→ Work instructions
Could you return the listing below exactly, with every line intact?

→ Source records
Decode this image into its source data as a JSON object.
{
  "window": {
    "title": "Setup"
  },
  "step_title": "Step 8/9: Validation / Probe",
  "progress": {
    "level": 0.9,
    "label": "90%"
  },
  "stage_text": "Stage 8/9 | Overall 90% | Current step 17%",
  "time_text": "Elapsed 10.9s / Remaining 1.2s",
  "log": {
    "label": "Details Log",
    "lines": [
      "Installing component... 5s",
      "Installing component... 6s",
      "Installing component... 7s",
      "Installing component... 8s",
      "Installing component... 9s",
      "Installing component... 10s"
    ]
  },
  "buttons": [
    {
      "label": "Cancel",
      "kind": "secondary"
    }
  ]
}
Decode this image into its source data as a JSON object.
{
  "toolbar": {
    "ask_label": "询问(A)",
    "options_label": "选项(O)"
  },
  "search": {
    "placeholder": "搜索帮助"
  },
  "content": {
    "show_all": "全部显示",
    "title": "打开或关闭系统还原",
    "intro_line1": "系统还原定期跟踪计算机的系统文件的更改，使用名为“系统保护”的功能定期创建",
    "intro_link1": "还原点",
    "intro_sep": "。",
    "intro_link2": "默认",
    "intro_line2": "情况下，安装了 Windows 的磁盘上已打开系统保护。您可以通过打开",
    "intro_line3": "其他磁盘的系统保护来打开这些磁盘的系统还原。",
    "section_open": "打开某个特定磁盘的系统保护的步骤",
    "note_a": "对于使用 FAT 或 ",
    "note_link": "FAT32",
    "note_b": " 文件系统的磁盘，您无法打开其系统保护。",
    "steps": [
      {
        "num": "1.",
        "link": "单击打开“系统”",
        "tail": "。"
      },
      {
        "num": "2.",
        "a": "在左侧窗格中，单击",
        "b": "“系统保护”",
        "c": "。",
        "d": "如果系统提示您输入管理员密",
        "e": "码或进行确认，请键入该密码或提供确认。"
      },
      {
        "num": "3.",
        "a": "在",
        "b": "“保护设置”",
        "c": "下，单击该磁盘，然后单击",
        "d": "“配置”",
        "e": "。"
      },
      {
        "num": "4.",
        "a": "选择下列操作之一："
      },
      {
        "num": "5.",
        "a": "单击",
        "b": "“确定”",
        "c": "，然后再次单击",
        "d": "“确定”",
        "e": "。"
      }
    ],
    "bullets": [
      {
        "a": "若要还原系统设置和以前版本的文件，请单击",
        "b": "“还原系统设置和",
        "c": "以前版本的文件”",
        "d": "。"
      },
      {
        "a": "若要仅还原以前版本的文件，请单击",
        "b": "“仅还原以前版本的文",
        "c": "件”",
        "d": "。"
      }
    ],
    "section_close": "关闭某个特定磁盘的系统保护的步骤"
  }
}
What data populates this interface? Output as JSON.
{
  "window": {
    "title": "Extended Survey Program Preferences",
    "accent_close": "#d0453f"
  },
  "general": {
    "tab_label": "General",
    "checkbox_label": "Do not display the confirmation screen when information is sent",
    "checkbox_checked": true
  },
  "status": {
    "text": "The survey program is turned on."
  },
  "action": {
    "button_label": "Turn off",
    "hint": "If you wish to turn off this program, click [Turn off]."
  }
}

→ Output below
Decode this image into its source data as a JSON object.
{
  "window": {
    "title": "Setup"
  },
  "step_title": "Step 8/9: Validation / Probe",
  "progress": {
    "level": 0.9,
    "label": "90%"
  },
  "stage_text": "Stage 8/9 | Overall 90% | Current step 17%",
  "time_text": "Elapsed 10.9s / Remaining 1.2s",
  "log": {
    "label": "Details Log",
    "lines": [
      "Installing component... 5s",
      "Installing component... 6s",
      "Installing component... 7s",
      "Installing component... 8s",
      "Installing component... 9s",
      "Installing component... 10s"
    ]
  },
  "buttons": [
    {
      "label": "Cancel",
      "kind": "secondary"
    }
  ]
}
Decode this image into its source data as a JSON object.
{
  "toolbar": {
    "ask_label": "询问(A)",
    "options_label": "选项(O)"
  },
  "search": {
    "placeholder": "搜索帮助"
  },
  "content": {
    "show_all": "全部显示",
    "title": "打开或关闭系统还原",
    "intro_line1": "系统还原定期跟踪计算机的系统文件的更改，使用名为“系统保护”的功能定期创建",
    "intro_link1": "还原点",
    "intro_sep": "。",
    "intro_link2": "默认",
    "intro_line2": "情况下，安装了 Windows 的磁盘上已打开系统保护。您可以通过打开",
    "intro_line3": "其他磁盘的系统保护来打开这些磁盘的系统还原。",
    "section_open": "打开某个特定磁盘的系统保护的步骤",
    "note_a": "对于使用 FAT 或 ",
    "note_link": "FAT32",
    "note_b": " 文件系统的磁盘，您无法打开其系统保护。",
    "steps": [
      {
        "num": "1.",
        "link": "单击打开“系统”",
        "tail": "。"
      },
      {
        "num": "2.",
        "a": "在左侧窗格中，单击",
        "b": "“系统保护”",
        "c": "。",
        "d": "如果系统提示您输入管理员密",
        "e": "码或进行确认，请键入该密码或提供确认。"
      },
      {
        "num": "3.",
        "a": "在",
        "b": "“保护设置”",
        "c": "下，单击该磁盘，然后单击",
        "d": "“配置”",
        "e": "。"
      },
      {
        "num": "4.",
        "a": "选择下列操作之一："
      },
      {
        "num": "5.",
        "a": "单击",
        "b": "“确定”",
        "c": "，然后再次单击",
        "d": "“确定”",
        "e": "。"
      }
    ],
    "bullets": [
      {
        "a": "若要还原系统设置和以前版本的文件，请单击",
        "b": "“还原系统设置和",
        "c": "以前版本的文件”",
        "d": "。"
      },
      {
        "a": "若要仅还原以前版本的文件，请单击",
        "b": "“仅还原以前版本的文",
        "c": "件”",
        "d": "。"
      }
    ],
    "section_close": "关闭某个特定磁盘的系统保护的步骤"
  }
}
What data populates this interface? Output as JSON.
{
  "window": {
    "title": "Extended Survey Program Preferences",
    "accent_close": "#d0453f"
  },
  "general": {
    "tab_label": "General",
    "checkbox_label": "Do not display the confirmation screen when information is sent",
    "checkbox_checked": true
  },
  "status": {
    "text": "The survey program is turned on."
  },
  "action": {
    "button_label": "Turn off",
    "hint": "If you wish to turn off this program, click [Turn off]."
  }
}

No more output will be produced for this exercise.